A sportsbook is a gambling establishment that accepts bets on sporting events and pays out winning bettors. The industry is regulated to ensure fair play and prevent issues like problem gambling and money laundering. In addition, most sportsbooks offer responsible gambling tools and support services to help their customers gamble responsibly.
Aside from the standard wagers on the winner of a game, most sportsbooks also accept bets on individual players and events. These are called prop bets or proposition bets. Prop bets are based on subjective opinions, rather than statistics, and can be very profitable for sportsbooks when placed correctly. However, it is important to remember that all winning bets are paid out only after the event has finished and deemed official.
In a typical football game, the opening line is released almost two weeks before the game starts. This is because sportsbooks want to give bettors time to study the matchups and come up with a strategy for placing their bets. The opening odds are a combination of the expert opinion of a few sharp sportsbook employees and some simple probability calculations. The betting market for the game then takes shape during the week as bettors place their wagers.
The goal of any sportsbook is to price the odds on all bets in a way that they reflect the actual expected probability of each outcome. This is known as a “centered game.” If a sportsbook prices all bets close to center, they can collect the vig (or juice) on losing bets and still make a profit in the long run.
This is not an easy task because human nature makes bettors biased in certain ways. For example, bettors tend to favor favorites over underdogs. They also tend to jump on the bandwagon of perennial winners. Sportsbooks can take advantage of these biases by shading their lines to increase their profit margins.
When it comes to evaluating a sportsbook, bettors should look at the sportsbooks’ reputation, security measures, and customer service. It is also important to keep in mind that a sportsbook should be licensed to operate in the jurisdiction where it is located. In addition, the sportsbook should adhere to all local and state laws and regulations pertaining to gambling.
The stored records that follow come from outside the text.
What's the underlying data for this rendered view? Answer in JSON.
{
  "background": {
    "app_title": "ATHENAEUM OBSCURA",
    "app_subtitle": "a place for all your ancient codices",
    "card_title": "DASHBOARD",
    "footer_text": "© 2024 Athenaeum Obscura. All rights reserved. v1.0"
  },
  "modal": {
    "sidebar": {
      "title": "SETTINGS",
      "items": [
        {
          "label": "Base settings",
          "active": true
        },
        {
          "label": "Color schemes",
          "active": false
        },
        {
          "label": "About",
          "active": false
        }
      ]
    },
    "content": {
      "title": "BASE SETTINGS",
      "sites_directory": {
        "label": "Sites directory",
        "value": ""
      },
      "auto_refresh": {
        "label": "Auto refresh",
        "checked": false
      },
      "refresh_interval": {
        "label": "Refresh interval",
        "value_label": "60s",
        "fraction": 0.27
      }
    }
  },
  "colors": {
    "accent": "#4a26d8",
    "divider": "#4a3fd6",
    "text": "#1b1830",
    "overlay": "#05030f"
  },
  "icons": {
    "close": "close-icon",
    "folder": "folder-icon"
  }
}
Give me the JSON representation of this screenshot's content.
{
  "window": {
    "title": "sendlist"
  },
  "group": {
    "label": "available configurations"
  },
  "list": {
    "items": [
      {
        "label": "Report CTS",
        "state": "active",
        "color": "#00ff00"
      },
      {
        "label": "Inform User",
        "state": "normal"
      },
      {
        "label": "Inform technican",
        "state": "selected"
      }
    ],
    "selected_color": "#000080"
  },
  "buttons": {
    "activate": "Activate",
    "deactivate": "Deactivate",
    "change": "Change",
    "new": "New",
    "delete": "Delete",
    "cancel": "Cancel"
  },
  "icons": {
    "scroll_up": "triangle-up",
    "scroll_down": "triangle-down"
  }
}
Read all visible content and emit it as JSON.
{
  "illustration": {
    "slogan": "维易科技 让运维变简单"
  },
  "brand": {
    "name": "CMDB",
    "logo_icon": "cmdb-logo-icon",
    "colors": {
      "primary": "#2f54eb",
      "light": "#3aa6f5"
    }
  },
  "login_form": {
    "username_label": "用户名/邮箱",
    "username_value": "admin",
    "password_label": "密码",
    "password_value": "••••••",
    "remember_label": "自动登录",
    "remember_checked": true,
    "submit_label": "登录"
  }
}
In order to maximize profits, bettors should keep a record of their wins and losses and stick to sports they are familiar with from a rules perspective. It is also a good idea to research stats and team histories before placing a bet. In addition, bettors should keep in mind that the best bets are those placed early in the game and that they should always follow the latest news about teams and players.
A good sportsbook should provide its users with a variety of payment options, including credit cards, debit cards, and Bitcoin. This will ensure that bettors can fund their accounts in a way that works best for them. Furthermore, the sportsbook should provide a range of bonuses and promotions to its users. This is a great way to attract new bettors and encourage existing ones to spend more money.